So, all going well, this October will see me in Romania, where I will reside for a year at the Research Institute of the University of Bucharest whilst working on my project ‘The Ethics of Investigation: When are we obliged to take conspiracy theories seriously?’.
I’ve been pitching this project for several years now, and had almost entirely given up the idea it would ever get anywhere. I had a back-up plan for achieving the ends of the project another way, but now it looks as if plan C (for there is never a plan A; plan A is always a post facto justification for what actually happened) can disappear into the mist, never to be spoken of again.
The project, which I sometimes just call ‘Taking conspiracy theories seriously’, is an extension of my PhD and book. After all, whether or not you think conspiracy theories are typically false beliefs, or that they do not entirely deserve their bad reputation, conspiracy theories in contemporary political discourse are problematic. On the one hand, if some claim about the existence of conspiracy involving the members of an influential, public institution turns out to be true, then we are obliged to take action. On the other hand, there are so many conspiracy theories bandied about in public discourse that – for the average person – it is hard to know which conspiracy theories to take seriously.

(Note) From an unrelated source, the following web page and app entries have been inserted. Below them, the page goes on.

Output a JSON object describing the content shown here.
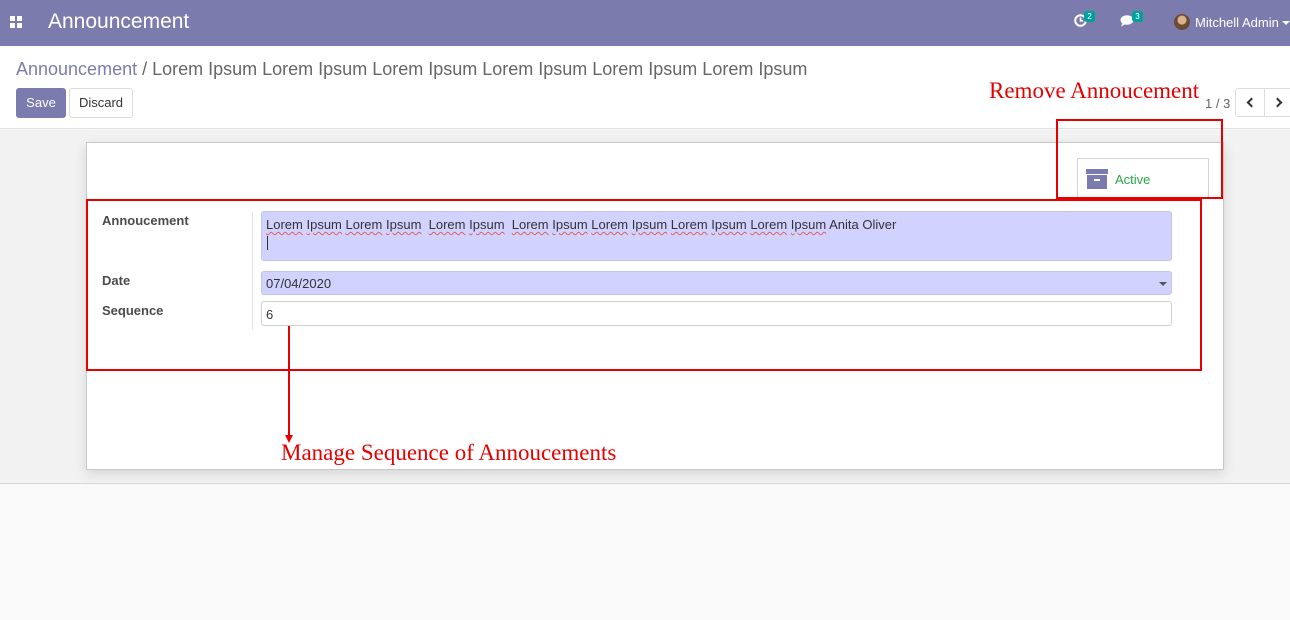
{
  "navbar": {
    "app_title": "Announcement",
    "activity_count": "2",
    "messages_count": "3",
    "user_name": "Mitchell Admin",
    "background_color": "#7c7bad"
  },
  "breadcrumb": {
    "parent": "Announcement",
    "separator": " / ",
    "current": "Lorem Ipsum Lorem Ipsum Lorem Ipsum Lorem Ipsum Lorem Ipsum Lorem Ipsum"
  },
  "toolbar": {
    "save_label": "Save",
    "discard_label": "Discard"
  },
  "pager": {
    "value": "1 / 3"
  },
  "smart_button": {
    "active_label": "Active",
    "icon": "archive-icon"
  },
  "form": {
    "announcement_label": "Annoucement",
    "announcement_words": [
      "Lorem",
      "Ipsum",
      "Lorem",
      "Ipsum",
      "Lorem",
      "Ipsum",
      "Lorem",
      "Ipsum",
      "Lorem",
      "Ipsum",
      "Lorem",
      "Ipsum",
      "Lorem",
      "Ipsum"
    ],
    "announcement_tail": "Anita Oliver",
    "date_label": "Date",
    "date_value": "07/04/2020",
    "sequence_label": "Sequence",
    "sequence_value": "6"
  },
  "annotations": {
    "remove": "Remove Annoucement",
    "sequence": "Manage Sequence of Annoucements",
    "color": "#e60000"
  }
}
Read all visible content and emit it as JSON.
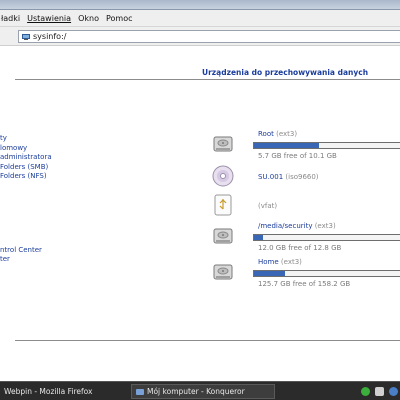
{
  "menubar": {
    "items": [
      "ładki",
      "Ustawienia",
      "Okno",
      "Pomoc"
    ]
  },
  "location": {
    "url": "sysinfo:/"
  },
  "left_links": [
    "ty",
    "lomowy",
    "administratora",
    "Folders (SMB)",
    "Folders (NFS)",
    "ntrol Center",
    "ter"
  ],
  "storage": {
    "heading": "Urządzenia do przechowywania danych",
    "devices": [
      {
        "name": "Root",
        "fs": "(ext3)",
        "free": "5.7 GB free of 10.1 GB",
        "used_fraction": 0.44,
        "icon": "hard-disk-icon"
      },
      {
        "name": "SU.001",
        "fs": "(iso9660)",
        "free": "",
        "used_fraction": null,
        "icon": "cd-rom-icon"
      },
      {
        "name": "",
        "fs": "(vfat)",
        "free": "",
        "used_fraction": null,
        "icon": "usb-drive-icon"
      },
      {
        "name": "/media/security",
        "fs": "(ext3)",
        "free": "12.0 GB free of 12.8 GB",
        "used_fraction": 0.06,
        "icon": "hard-disk-icon"
      },
      {
        "name": "Home",
        "fs": "(ext3)",
        "free": "125.7 GB free of 158.2 GB",
        "used_fraction": 0.21,
        "icon": "hard-disk-icon"
      }
    ]
  },
  "taskbar": {
    "firefox": "Webpin - Mozilla Firefox",
    "konqueror": "Mój komputer - Konqueror"
  },
  "colors": {
    "link": "#1b3d9c",
    "bar_fill": "#3a67b5",
    "taskbar": "#2b2b2b"
  }
}
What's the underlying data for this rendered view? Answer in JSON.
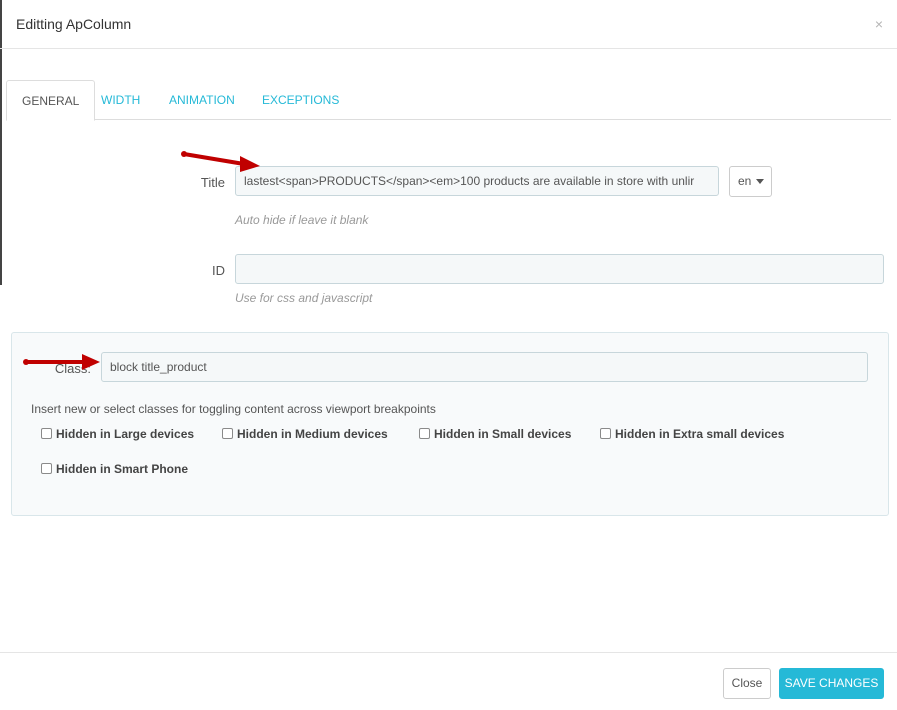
{
  "dialog": {
    "title": "Editting ApColumn",
    "close_icon": "×"
  },
  "tabs": [
    {
      "label": "GENERAL",
      "active": true
    },
    {
      "label": "WIDTH",
      "active": false
    },
    {
      "label": "ANIMATION",
      "active": false
    },
    {
      "label": "EXCEPTIONS",
      "active": false
    }
  ],
  "form": {
    "title": {
      "label": "Title",
      "value": "lastest<span>PRODUCTS</span><em>100  products are available in store with unlir",
      "help": "Auto hide if leave it blank",
      "language": "en"
    },
    "id": {
      "label": "ID",
      "value": "",
      "help": "Use for css and javascript"
    },
    "class": {
      "label": "Class:",
      "value": "block title_product"
    },
    "note": "Insert new or select classes for toggling content across viewport breakpoints",
    "checkboxes": [
      {
        "label": "Hidden in Large devices",
        "checked": false
      },
      {
        "label": "Hidden in Medium devices",
        "checked": false
      },
      {
        "label": "Hidden in Small devices",
        "checked": false
      },
      {
        "label": "Hidden in Extra small devices",
        "checked": false
      },
      {
        "label": "Hidden in Smart Phone",
        "checked": false
      }
    ]
  },
  "footer": {
    "close_label": "Close",
    "save_label": "SAVE CHANGES"
  },
  "colors": {
    "accent": "#25b9d7",
    "annotation_arrow": "#c00000"
  }
}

In my book I argue – qua Charles Pigden – that the notion conspiracy theories are prima facie unwarranted (and thus not worth taking seriously) is a modern superstition; it turns out that there are a range of cases where it permissible and sometimes obligatory to believe conspiracy theories. I am extending that analysis into the development of an ‘ethics of investigation’: in what range of cases are we actually obliged to go and look at the evidence. Not just that; when – if ever – might we be entitled to be dismissive of a conspiracy theory without investigating it?
I plan to examine three related problems:
- When is it rational for citizens to trust public officials, given that conspiracy theories which portray them as guilty of suspicious or even sinister activities sometimes turn out to be true?
- What sort of political culture, and what kinds of social arrangements, would ensure that it is, on the whole, rational for citizens to trust politicians and others acting in a public capacity (and to also take a sceptical view of conspiracy theories)?
- When is it rational for journalists and others to take conspiracy theories seriously and even to investigate them? Could it be rational to take a conspiracy theory seriously even when it is not rational to believe it?
In an environment in which people take a dim view of conspiracy theories, conspiracies can multiply and prosper. If nobody takes conspiracy theories seriously, then it is much easier for conspirators to succeed. Conversely, in an environment in which conspiracy theories are taken seriously, and investigated by journalists, police and the like, conspiracies should be much likely to fail. Thus, influential institutions and the people who run them are more likely to be trustworthy if they are not automatically trusted, but, rather, are subject to the vigilance of, say, an investigative press –- moreover, a press which does not think it a mark of intellectual sophistication to dismiss conspiracy theories out of hand.
My project will provide a framework for such an ethics of investigation with regard to conspiracy theories, which is rooted in Epistemology — with respect to the rationality of such beliefs — and Ethics — with respect to when we might be obligated to treat claims of conspiracy seriously.
Roll on October!